**SOURCE INFORMATION**.
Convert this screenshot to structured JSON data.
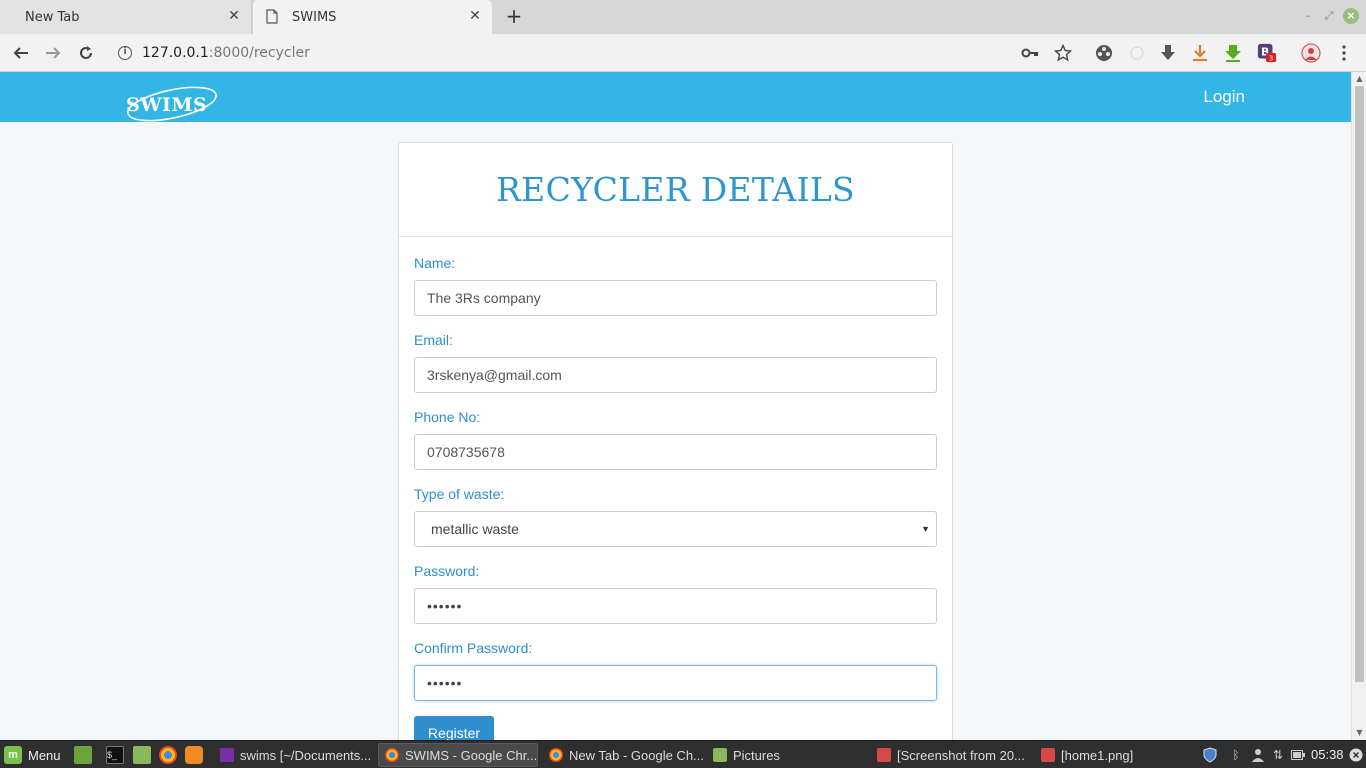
{
  "browser": {
    "tabs": [
      {
        "title": "New Tab",
        "active": false
      },
      {
        "title": "SWIMS",
        "active": true
      }
    ],
    "url_host": "127.0.0.1",
    "url_path": ":8000/recycler",
    "extension_badge": "3"
  },
  "site": {
    "logo": "SWIMS",
    "nav_login": "Login"
  },
  "form": {
    "title": "RECYCLER DETAILS",
    "fields": [
      {
        "label": "Name:",
        "value": "The 3Rs company"
      },
      {
        "label": "Email:",
        "value": "3rskenya@gmail.com"
      },
      {
        "label": "Phone No:",
        "value": "0708735678"
      },
      {
        "label": "Type of waste:",
        "value": "metallic waste"
      },
      {
        "label": "Password:",
        "value": "••••••"
      },
      {
        "label": "Confirm Password:",
        "value": "••••••"
      }
    ],
    "submit_label": "Register"
  },
  "taskbar": {
    "menu_label": "Menu",
    "tasks": [
      {
        "title": "swims [~/Documents...",
        "active": false
      },
      {
        "title": "SWIMS - Google Chr...",
        "active": true
      },
      {
        "title": "New Tab - Google Ch...",
        "active": false
      },
      {
        "title": "Pictures",
        "active": false
      },
      {
        "title": "[Screenshot from 20...",
        "active": false
      },
      {
        "title": "[home1.png]",
        "active": false
      }
    ],
    "clock": "05:38"
  },
  "colors": {
    "navbar": "#33b5e5",
    "accent": "#2e8fcc",
    "title": "#2e95cf"
  }
}
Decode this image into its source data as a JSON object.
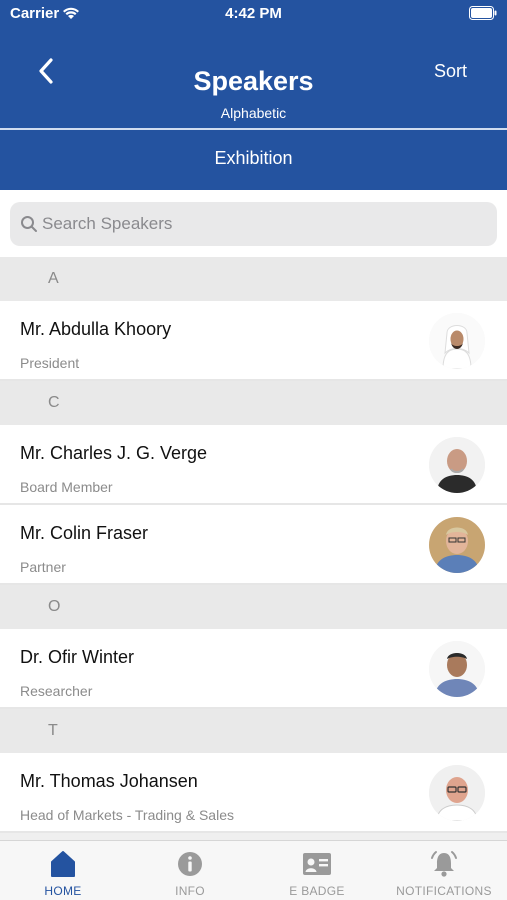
{
  "status_bar": {
    "carrier": "Carrier",
    "time": "4:42 PM"
  },
  "header": {
    "title": "Speakers",
    "subtitle": "Alphabetic",
    "sort_label": "Sort",
    "segment_label": "Exhibition"
  },
  "search": {
    "placeholder": "Search Speakers",
    "value": ""
  },
  "sections": [
    {
      "letter": "A",
      "speakers": [
        {
          "name": "Mr. Abdulla Khoory",
          "role": "President"
        }
      ]
    },
    {
      "letter": "C",
      "speakers": [
        {
          "name": "Mr. Charles J. G. Verge",
          "role": "Board Member"
        },
        {
          "name": "Mr. Colin Fraser",
          "role": "Partner"
        }
      ]
    },
    {
      "letter": "O",
      "speakers": [
        {
          "name": "Dr. Ofir Winter",
          "role": "Researcher"
        }
      ]
    },
    {
      "letter": "T",
      "speakers": [
        {
          "name": "Mr. Thomas Johansen",
          "role": "Head of Markets - Trading & Sales"
        }
      ]
    }
  ],
  "tabs": [
    {
      "label": "HOME",
      "icon": "home-icon",
      "active": true
    },
    {
      "label": "INFO",
      "icon": "info-icon",
      "active": false
    },
    {
      "label": "E BADGE",
      "icon": "badge-icon",
      "active": false
    },
    {
      "label": "NOTIFICATIONS",
      "icon": "bell-icon",
      "active": false
    }
  ],
  "colors": {
    "brand": "#2453a0",
    "inactive_tab": "#9a9a9a",
    "section_bg": "#e9e9e9"
  }
}
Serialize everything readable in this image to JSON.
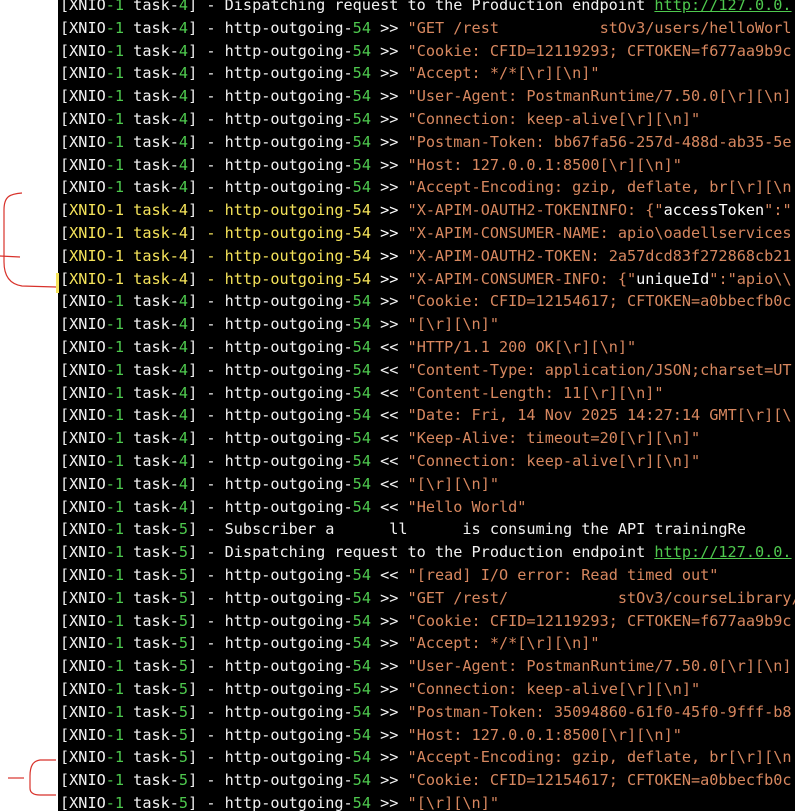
{
  "colors": {
    "background": "#000000",
    "default_text": "#f2f2f2",
    "number_green": "#4ec94e",
    "string_orange": "#d7875f",
    "highlight_yellow": "#f5e35a",
    "annotation_red": "#d8322b"
  },
  "log": [
    {
      "thread": "XNIO",
      "tn": "-1",
      "task": " task-",
      "tkn": "4",
      "conn": "",
      "cn": "",
      "dir": "",
      "text": " - Dispatching request to the Production endpoint ",
      "link": "http://127.0.0.",
      "style": "plain"
    },
    {
      "thread": "XNIO",
      "tn": "-1",
      "task": " task-",
      "tkn": "4",
      "conn": " - http-outgoing-",
      "cn": "54",
      "dir": " >> ",
      "text": "\"GET /rest           stOv3/users/helloWorl",
      "link": "",
      "style": "string"
    },
    {
      "thread": "XNIO",
      "tn": "-1",
      "task": " task-",
      "tkn": "4",
      "conn": " - http-outgoing-",
      "cn": "54",
      "dir": " >> ",
      "text": "\"Cookie: CFID=12119293; CFTOKEN=f677aa9b9c",
      "link": "",
      "style": "string"
    },
    {
      "thread": "XNIO",
      "tn": "-1",
      "task": " task-",
      "tkn": "4",
      "conn": " - http-outgoing-",
      "cn": "54",
      "dir": " >> ",
      "text": "\"Accept: */*[\\r][\\n]\"",
      "link": "",
      "style": "string"
    },
    {
      "thread": "XNIO",
      "tn": "-1",
      "task": " task-",
      "tkn": "4",
      "conn": " - http-outgoing-",
      "cn": "54",
      "dir": " >> ",
      "text": "\"User-Agent: PostmanRuntime/7.50.0[\\r][\\n]",
      "link": "",
      "style": "string"
    },
    {
      "thread": "XNIO",
      "tn": "-1",
      "task": " task-",
      "tkn": "4",
      "conn": " - http-outgoing-",
      "cn": "54",
      "dir": " >> ",
      "text": "\"Connection: keep-alive[\\r][\\n]\"",
      "link": "",
      "style": "string"
    },
    {
      "thread": "XNIO",
      "tn": "-1",
      "task": " task-",
      "tkn": "4",
      "conn": " - http-outgoing-",
      "cn": "54",
      "dir": " >> ",
      "text": "\"Postman-Token: bb67fa56-257d-488d-ab35-5e",
      "link": "",
      "style": "string"
    },
    {
      "thread": "XNIO",
      "tn": "-1",
      "task": " task-",
      "tkn": "4",
      "conn": " - http-outgoing-",
      "cn": "54",
      "dir": " >> ",
      "text": "\"Host: 127.0.0.1:8500[\\r][\\n]\"",
      "link": "",
      "style": "string"
    },
    {
      "thread": "XNIO",
      "tn": "-1",
      "task": " task-",
      "tkn": "4",
      "conn": " - http-outgoing-",
      "cn": "54",
      "dir": " >> ",
      "text": "\"Accept-Encoding: gzip, deflate, br[\\r][\\n",
      "link": "",
      "style": "string"
    },
    {
      "thread": "XNIO",
      "tn": "-1",
      "task": " task-",
      "tkn": "4",
      "conn": " - http-outgoing-",
      "cn": "54",
      "dir": " >> ",
      "text": "\"X-APIM-OAUTH2-TOKENINFO: {\"",
      "text2": "accessToken",
      "text3": "\":\"",
      "link": "",
      "style": "hl"
    },
    {
      "thread": "XNIO",
      "tn": "-1",
      "task": " task-",
      "tkn": "4",
      "conn": " - http-outgoing-",
      "cn": "54",
      "dir": " >> ",
      "text": "\"X-APIM-CONSUMER-NAME: apio\\oadellservices",
      "link": "",
      "style": "hl"
    },
    {
      "thread": "XNIO",
      "tn": "-1",
      "task": " task-",
      "tkn": "4",
      "conn": " - http-outgoing-",
      "cn": "54",
      "dir": " >> ",
      "text": "\"X-APIM-OAUTH2-TOKEN: 2a57dcd83f272868cb21",
      "link": "",
      "style": "hl"
    },
    {
      "thread": "XNIO",
      "tn": "-1",
      "task": " task-",
      "tkn": "4",
      "conn": " - http-outgoing-",
      "cn": "54",
      "dir": " >> ",
      "text": "\"X-APIM-CONSUMER-INFO: {\"",
      "text2": "uniqueId",
      "text3": "\":\"apio\\\\",
      "link": "",
      "style": "hl"
    },
    {
      "thread": "XNIO",
      "tn": "-1",
      "task": " task-",
      "tkn": "4",
      "conn": " - http-outgoing-",
      "cn": "54",
      "dir": " >> ",
      "text": "\"Cookie: CFID=12154617; CFTOKEN=a0bbecfb0c",
      "link": "",
      "style": "string"
    },
    {
      "thread": "XNIO",
      "tn": "-1",
      "task": " task-",
      "tkn": "4",
      "conn": " - http-outgoing-",
      "cn": "54",
      "dir": " >> ",
      "text": "\"[\\r][\\n]\"",
      "link": "",
      "style": "string"
    },
    {
      "thread": "XNIO",
      "tn": "-1",
      "task": " task-",
      "tkn": "4",
      "conn": " - http-outgoing-",
      "cn": "54",
      "dir": " << ",
      "text": "\"HTTP/1.1 200 OK[\\r][\\n]\"",
      "link": "",
      "style": "string"
    },
    {
      "thread": "XNIO",
      "tn": "-1",
      "task": " task-",
      "tkn": "4",
      "conn": " - http-outgoing-",
      "cn": "54",
      "dir": " << ",
      "text": "\"Content-Type: application/JSON;charset=UT",
      "link": "",
      "style": "string"
    },
    {
      "thread": "XNIO",
      "tn": "-1",
      "task": " task-",
      "tkn": "4",
      "conn": " - http-outgoing-",
      "cn": "54",
      "dir": " << ",
      "text": "\"Content-Length: 11[\\r][\\n]\"",
      "link": "",
      "style": "string"
    },
    {
      "thread": "XNIO",
      "tn": "-1",
      "task": " task-",
      "tkn": "4",
      "conn": " - http-outgoing-",
      "cn": "54",
      "dir": " << ",
      "text": "\"Date: Fri, 14 Nov 2025 14:27:14 GMT[\\r][\\",
      "link": "",
      "style": "string"
    },
    {
      "thread": "XNIO",
      "tn": "-1",
      "task": " task-",
      "tkn": "4",
      "conn": " - http-outgoing-",
      "cn": "54",
      "dir": " << ",
      "text": "\"Keep-Alive: timeout=20[\\r][\\n]\"",
      "link": "",
      "style": "string"
    },
    {
      "thread": "XNIO",
      "tn": "-1",
      "task": " task-",
      "tkn": "4",
      "conn": " - http-outgoing-",
      "cn": "54",
      "dir": " << ",
      "text": "\"Connection: keep-alive[\\r][\\n]\"",
      "link": "",
      "style": "string"
    },
    {
      "thread": "XNIO",
      "tn": "-1",
      "task": " task-",
      "tkn": "4",
      "conn": " - http-outgoing-",
      "cn": "54",
      "dir": " << ",
      "text": "\"[\\r][\\n]\"",
      "link": "",
      "style": "string"
    },
    {
      "thread": "XNIO",
      "tn": "-1",
      "task": " task-",
      "tkn": "4",
      "conn": " - http-outgoing-",
      "cn": "54",
      "dir": " << ",
      "text": "\"Hello World\"",
      "link": "",
      "style": "string"
    },
    {
      "thread": "XNIO",
      "tn": "-1",
      "task": " task-",
      "tkn": "5",
      "conn": "",
      "cn": "",
      "dir": "",
      "text": " - Subscriber a      ll      is consuming the API trainingRe",
      "link": "",
      "style": "plain"
    },
    {
      "thread": "XNIO",
      "tn": "-1",
      "task": " task-",
      "tkn": "5",
      "conn": "",
      "cn": "",
      "dir": "",
      "text": " - Dispatching request to the Production endpoint ",
      "link": "http://127.0.0.",
      "style": "plain"
    },
    {
      "thread": "XNIO",
      "tn": "-1",
      "task": " task-",
      "tkn": "5",
      "conn": " - http-outgoing-",
      "cn": "54",
      "dir": " << ",
      "text": "\"[read] I/O error: Read timed out\"",
      "link": "",
      "style": "string"
    },
    {
      "thread": "XNIO",
      "tn": "-1",
      "task": " task-",
      "tkn": "5",
      "conn": " - http-outgoing-",
      "cn": "54",
      "dir": " >> ",
      "text": "\"GET /rest/            stOv3/courseLibrary/s",
      "link": "",
      "style": "string"
    },
    {
      "thread": "XNIO",
      "tn": "-1",
      "task": " task-",
      "tkn": "5",
      "conn": " - http-outgoing-",
      "cn": "54",
      "dir": " >> ",
      "text": "\"Cookie: CFID=12119293; CFTOKEN=f677aa9b9c",
      "link": "",
      "style": "string"
    },
    {
      "thread": "XNIO",
      "tn": "-1",
      "task": " task-",
      "tkn": "5",
      "conn": " - http-outgoing-",
      "cn": "54",
      "dir": " >> ",
      "text": "\"Accept: */*[\\r][\\n]\"",
      "link": "",
      "style": "string"
    },
    {
      "thread": "XNIO",
      "tn": "-1",
      "task": " task-",
      "tkn": "5",
      "conn": " - http-outgoing-",
      "cn": "54",
      "dir": " >> ",
      "text": "\"User-Agent: PostmanRuntime/7.50.0[\\r][\\n]",
      "link": "",
      "style": "string"
    },
    {
      "thread": "XNIO",
      "tn": "-1",
      "task": " task-",
      "tkn": "5",
      "conn": " - http-outgoing-",
      "cn": "54",
      "dir": " >> ",
      "text": "\"Connection: keep-alive[\\r][\\n]\"",
      "link": "",
      "style": "string"
    },
    {
      "thread": "XNIO",
      "tn": "-1",
      "task": " task-",
      "tkn": "5",
      "conn": " - http-outgoing-",
      "cn": "54",
      "dir": " >> ",
      "text": "\"Postman-Token: 35094860-61f0-45f0-9fff-b8",
      "link": "",
      "style": "string"
    },
    {
      "thread": "XNIO",
      "tn": "-1",
      "task": " task-",
      "tkn": "5",
      "conn": " - http-outgoing-",
      "cn": "54",
      "dir": " >> ",
      "text": "\"Host: 127.0.0.1:8500[\\r][\\n]\"",
      "link": "",
      "style": "string"
    },
    {
      "thread": "XNIO",
      "tn": "-1",
      "task": " task-",
      "tkn": "5",
      "conn": " - http-outgoing-",
      "cn": "54",
      "dir": " >> ",
      "text": "\"Accept-Encoding: gzip, deflate, br[\\r][\\n",
      "link": "",
      "style": "string"
    },
    {
      "thread": "XNIO",
      "tn": "-1",
      "task": " task-",
      "tkn": "5",
      "conn": " - http-outgoing-",
      "cn": "54",
      "dir": " >> ",
      "text": "\"Cookie: CFID=12154617; CFTOKEN=a0bbecfb0c",
      "link": "",
      "style": "string"
    },
    {
      "thread": "XNIO",
      "tn": "-1",
      "task": " task-",
      "tkn": "5",
      "conn": " - http-outgoing-",
      "cn": "54",
      "dir": " >> ",
      "text": "\"[\\r][\\n]\"",
      "link": "",
      "style": "string"
    }
  ]
}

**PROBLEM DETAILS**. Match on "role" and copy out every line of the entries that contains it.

**RESULT**.
          "role": "President"
          "role": "Board Member"
          "role": "Partner"
          "role": "Researcher"
          "role": "Head of Markets - Trading & Sales"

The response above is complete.